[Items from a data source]
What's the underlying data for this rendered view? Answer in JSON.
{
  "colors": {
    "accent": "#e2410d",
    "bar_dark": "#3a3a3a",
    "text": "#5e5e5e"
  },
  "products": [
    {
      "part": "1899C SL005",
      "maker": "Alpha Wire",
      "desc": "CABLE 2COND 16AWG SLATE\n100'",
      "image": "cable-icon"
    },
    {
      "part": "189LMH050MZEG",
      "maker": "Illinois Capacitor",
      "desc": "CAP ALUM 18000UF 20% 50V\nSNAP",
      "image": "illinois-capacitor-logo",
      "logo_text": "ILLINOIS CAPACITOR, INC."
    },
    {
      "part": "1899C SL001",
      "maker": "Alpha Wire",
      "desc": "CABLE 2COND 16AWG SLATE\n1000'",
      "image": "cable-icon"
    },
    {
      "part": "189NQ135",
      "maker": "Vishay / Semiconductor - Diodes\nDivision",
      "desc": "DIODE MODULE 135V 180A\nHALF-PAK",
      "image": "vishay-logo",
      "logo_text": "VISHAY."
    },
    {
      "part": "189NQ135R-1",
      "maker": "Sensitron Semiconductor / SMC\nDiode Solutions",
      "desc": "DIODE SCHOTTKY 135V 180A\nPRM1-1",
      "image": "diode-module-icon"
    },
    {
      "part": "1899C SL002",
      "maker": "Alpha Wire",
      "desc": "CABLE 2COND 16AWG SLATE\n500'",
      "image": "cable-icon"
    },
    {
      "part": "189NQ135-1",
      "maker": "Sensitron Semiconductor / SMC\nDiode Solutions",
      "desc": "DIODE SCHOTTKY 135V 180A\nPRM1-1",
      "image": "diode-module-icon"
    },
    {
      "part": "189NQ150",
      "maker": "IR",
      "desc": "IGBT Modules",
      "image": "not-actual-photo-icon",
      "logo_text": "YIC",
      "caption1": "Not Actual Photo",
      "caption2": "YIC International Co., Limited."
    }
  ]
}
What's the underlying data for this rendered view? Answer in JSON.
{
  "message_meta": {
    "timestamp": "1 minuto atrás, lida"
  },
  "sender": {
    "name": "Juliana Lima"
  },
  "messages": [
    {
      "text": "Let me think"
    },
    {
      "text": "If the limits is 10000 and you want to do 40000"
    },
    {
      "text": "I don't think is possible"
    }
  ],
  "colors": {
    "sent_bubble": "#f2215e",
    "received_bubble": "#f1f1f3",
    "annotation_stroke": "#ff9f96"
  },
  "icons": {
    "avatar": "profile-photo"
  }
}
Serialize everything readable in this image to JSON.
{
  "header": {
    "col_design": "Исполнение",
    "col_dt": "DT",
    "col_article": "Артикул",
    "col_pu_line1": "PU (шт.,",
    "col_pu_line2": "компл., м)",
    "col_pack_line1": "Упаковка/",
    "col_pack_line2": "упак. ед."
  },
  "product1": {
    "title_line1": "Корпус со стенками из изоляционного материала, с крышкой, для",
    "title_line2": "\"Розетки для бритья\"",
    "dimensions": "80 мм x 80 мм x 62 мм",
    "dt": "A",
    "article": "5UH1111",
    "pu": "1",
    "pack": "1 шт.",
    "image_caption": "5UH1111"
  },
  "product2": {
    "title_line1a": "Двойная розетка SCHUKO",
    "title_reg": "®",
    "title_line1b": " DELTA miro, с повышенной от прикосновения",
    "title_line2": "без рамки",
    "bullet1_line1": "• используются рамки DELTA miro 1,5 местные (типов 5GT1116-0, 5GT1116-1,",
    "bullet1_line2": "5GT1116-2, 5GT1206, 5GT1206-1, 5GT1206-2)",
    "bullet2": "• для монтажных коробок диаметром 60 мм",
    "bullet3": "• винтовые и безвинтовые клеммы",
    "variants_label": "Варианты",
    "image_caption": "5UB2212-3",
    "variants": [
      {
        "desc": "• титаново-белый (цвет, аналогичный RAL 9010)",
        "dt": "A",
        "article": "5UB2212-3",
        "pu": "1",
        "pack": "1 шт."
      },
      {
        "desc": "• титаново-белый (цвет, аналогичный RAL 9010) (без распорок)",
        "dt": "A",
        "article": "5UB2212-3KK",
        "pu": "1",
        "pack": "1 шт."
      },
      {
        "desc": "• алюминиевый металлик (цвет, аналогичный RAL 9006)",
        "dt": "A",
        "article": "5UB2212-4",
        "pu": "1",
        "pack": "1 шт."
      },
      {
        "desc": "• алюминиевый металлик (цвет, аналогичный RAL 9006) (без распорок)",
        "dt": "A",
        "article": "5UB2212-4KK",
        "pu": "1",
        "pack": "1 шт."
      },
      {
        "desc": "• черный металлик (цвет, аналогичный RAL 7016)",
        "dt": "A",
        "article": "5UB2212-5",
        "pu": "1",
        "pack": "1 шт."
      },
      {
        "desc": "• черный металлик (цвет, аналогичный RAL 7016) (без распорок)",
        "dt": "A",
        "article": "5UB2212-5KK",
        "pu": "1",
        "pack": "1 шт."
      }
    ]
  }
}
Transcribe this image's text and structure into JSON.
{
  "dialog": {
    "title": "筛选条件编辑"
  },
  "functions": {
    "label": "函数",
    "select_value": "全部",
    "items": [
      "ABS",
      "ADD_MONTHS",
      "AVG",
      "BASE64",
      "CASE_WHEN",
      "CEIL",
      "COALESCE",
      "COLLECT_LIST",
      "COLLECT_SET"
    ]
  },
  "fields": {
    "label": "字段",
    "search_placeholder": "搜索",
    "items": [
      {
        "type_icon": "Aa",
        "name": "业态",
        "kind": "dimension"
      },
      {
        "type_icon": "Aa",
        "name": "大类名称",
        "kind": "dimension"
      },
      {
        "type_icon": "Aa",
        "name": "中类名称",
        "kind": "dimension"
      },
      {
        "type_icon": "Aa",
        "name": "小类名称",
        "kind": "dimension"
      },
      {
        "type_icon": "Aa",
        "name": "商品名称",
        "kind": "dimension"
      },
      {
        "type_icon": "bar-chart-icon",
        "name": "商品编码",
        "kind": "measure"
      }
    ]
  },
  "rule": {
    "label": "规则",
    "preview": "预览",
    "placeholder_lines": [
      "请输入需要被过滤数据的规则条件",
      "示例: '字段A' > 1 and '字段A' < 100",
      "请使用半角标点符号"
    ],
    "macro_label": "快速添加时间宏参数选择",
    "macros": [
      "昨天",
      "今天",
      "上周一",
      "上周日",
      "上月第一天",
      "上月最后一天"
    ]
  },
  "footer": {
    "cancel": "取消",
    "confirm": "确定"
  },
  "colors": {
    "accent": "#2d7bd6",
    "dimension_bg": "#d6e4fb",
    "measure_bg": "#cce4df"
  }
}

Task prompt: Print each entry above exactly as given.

Solution to the exercise:
What's the underlying data for this rendered view? Answer in JSON.
{
  "colors": {
    "accent": "#e2410d",
    "bar_dark": "#3a3a3a",
    "text": "#5e5e5e"
  },
  "products": [
    {
      "part": "1899C SL005",
      "maker": "Alpha Wire",
      "desc": "CABLE 2COND 16AWG SLATE\n100'",
      "image": "cable-icon"
    },
    {
      "part": "189LMH050MZEG",
      "maker": "Illinois Capacitor",
      "desc": "CAP ALUM 18000UF 20% 50V\nSNAP",
      "image": "illinois-capacitor-logo",
      "logo_text": "ILLINOIS CAPACITOR, INC."
    },
    {
      "part": "1899C SL001",
      "maker": "Alpha Wire",
      "desc": "CABLE 2COND 16AWG SLATE\n1000'",
      "image": "cable-icon"
    },
    {
      "part": "189NQ135",
      "maker": "Vishay / Semiconductor - Diodes\nDivision",
      "desc": "DIODE MODULE 135V 180A\nHALF-PAK",
      "image": "vishay-logo",
      "logo_text": "VISHAY."
    },
    {
      "part": "189NQ135R-1",
      "maker": "Sensitron Semiconductor / SMC\nDiode Solutions",
      "desc": "DIODE SCHOTTKY 135V 180A\nPRM1-1",
      "image": "diode-module-icon"
    },
    {
      "part": "1899C SL002",
      "maker": "Alpha Wire",
      "desc": "CABLE 2COND 16AWG SLATE\n500'",
      "image": "cable-icon"
    },
    {
      "part": "189NQ135-1",
      "maker": "Sensitron Semiconductor / SMC\nDiode Solutions",
      "desc": "DIODE SCHOTTKY 135V 180A\nPRM1-1",
      "image": "diode-module-icon"
    },
    {
      "part": "189NQ150",
      "maker": "IR",
      "desc": "IGBT Modules",
      "image": "not-actual-photo-icon",
      "logo_text": "YIC",
      "caption1": "Not Actual Photo",
      "caption2": "YIC International Co., Limited."
    }
  ]
}
What's the underlying data for this rendered view? Answer in JSON.
{
  "message_meta": {
    "timestamp": "1 minuto atrás, lida"
  },
  "sender": {
    "name": "Juliana Lima"
  },
  "messages": [
    {
      "text": "Let me think"
    },
    {
      "text": "If the limits is 10000 and you want to do 40000"
    },
    {
      "text": "I don't think is possible"
    }
  ],
  "colors": {
    "sent_bubble": "#f2215e",
    "received_bubble": "#f1f1f3",
    "annotation_stroke": "#ff9f96"
  },
  "icons": {
    "avatar": "profile-photo"
  }
}
Serialize everything readable in this image to JSON.
{
  "header": {
    "col_design": "Исполнение",
    "col_dt": "DT",
    "col_article": "Артикул",
    "col_pu_line1": "PU (шт.,",
    "col_pu_line2": "компл., м)",
    "col_pack_line1": "Упаковка/",
    "col_pack_line2": "упак. ед."
  },
  "product1": {
    "title_line1": "Корпус со стенками из изоляционного материала, с крышкой, для",
    "title_line2": "\"Розетки для бритья\"",
    "dimensions": "80 мм x 80 мм x 62 мм",
    "dt": "A",
    "article": "5UH1111",
    "pu": "1",
    "pack": "1 шт.",
    "image_caption": "5UH1111"
  },
  "product2": {
    "title_line1a": "Двойная розетка SCHUKO",
    "title_reg": "®",
    "title_line1b": " DELTA miro, с повышенной от прикосновения",
    "title_line2": "без рамки",
    "bullet1_line1": "• используются рамки DELTA miro 1,5 местные (типов 5GT1116-0, 5GT1116-1,",
    "bullet1_line2": "5GT1116-2, 5GT1206, 5GT1206-1, 5GT1206-2)",
    "bullet2": "• для монтажных коробок диаметром 60 мм",
    "bullet3": "• винтовые и безвинтовые клеммы",
    "variants_label": "Варианты",
    "image_caption": "5UB2212-3",
    "variants": [
      {
        "desc": "• титаново-белый (цвет, аналогичный RAL 9010)",
        "dt": "A",
        "article": "5UB2212-3",
        "pu": "1",
        "pack": "1 шт."
      },
      {
        "desc": "• титаново-белый (цвет, аналогичный RAL 9010) (без распорок)",
        "dt": "A",
        "article": "5UB2212-3KK",
        "pu": "1",
        "pack": "1 шт."
      },
      {
        "desc": "• алюминиевый металлик (цвет, аналогичный RAL 9006)",
        "dt": "A",
        "article": "5UB2212-4",
        "pu": "1",
        "pack": "1 шт."
      },
      {
        "desc": "• алюминиевый металлик (цвет, аналогичный RAL 9006) (без распорок)",
        "dt": "A",
        "article": "5UB2212-4KK",
        "pu": "1",
        "pack": "1 шт."
      },
      {
        "desc": "• черный металлик (цвет, аналогичный RAL 7016)",
        "dt": "A",
        "article": "5UB2212-5",
        "pu": "1",
        "pack": "1 шт."
      },
      {
        "desc": "• черный металлик (цвет, аналогичный RAL 7016) (без распорок)",
        "dt": "A",
        "article": "5UB2212-5KK",
        "pu": "1",
        "pack": "1 шт."
      }
    ]
  }
}
Transcribe this image's text and structure into JSON.
{
  "dialog": {
    "title": "筛选条件编辑"
  },
  "functions": {
    "label": "函数",
    "select_value": "全部",
    "items": [
      "ABS",
      "ADD_MONTHS",
      "AVG",
      "BASE64",
      "CASE_WHEN",
      "CEIL",
      "COALESCE",
      "COLLECT_LIST",
      "COLLECT_SET"
    ]
  },
  "fields": {
    "label": "字段",
    "search_placeholder": "搜索",
    "items": [
      {
        "type_icon": "Aa",
        "name": "业态",
        "kind": "dimension"
      },
      {
        "type_icon": "Aa",
        "name": "大类名称",
        "kind": "dimension"
      },
      {
        "type_icon": "Aa",
        "name": "中类名称",
        "kind": "dimension"
      },
      {
        "type_icon": "Aa",
        "name": "小类名称",
        "kind": "dimension"
      },
      {
        "type_icon": "Aa",
        "name": "商品名称",
        "kind": "dimension"
      },
      {
        "type_icon": "bar-chart-icon",
        "name": "商品编码",
        "kind": "measure"
      }
    ]
  },
  "rule": {
    "label": "规则",
    "preview": "预览",
    "placeholder_lines": [
      "请输入需要被过滤数据的规则条件",
      "示例: '字段A' > 1 and '字段A' < 100",
      "请使用半角标点符号"
    ],
    "macro_label": "快速添加时间宏参数选择",
    "macros": [
      "昨天",
      "今天",
      "上周一",
      "上周日",
      "上月第一天",
      "上月最后一天"
    ]
  },
  "footer": {
    "cancel": "取消",
    "confirm": "确定"
  },
  "colors": {
    "accent": "#2d7bd6",
    "dimension_bg": "#d6e4fb",
    "measure_bg": "#cce4df"
  }
}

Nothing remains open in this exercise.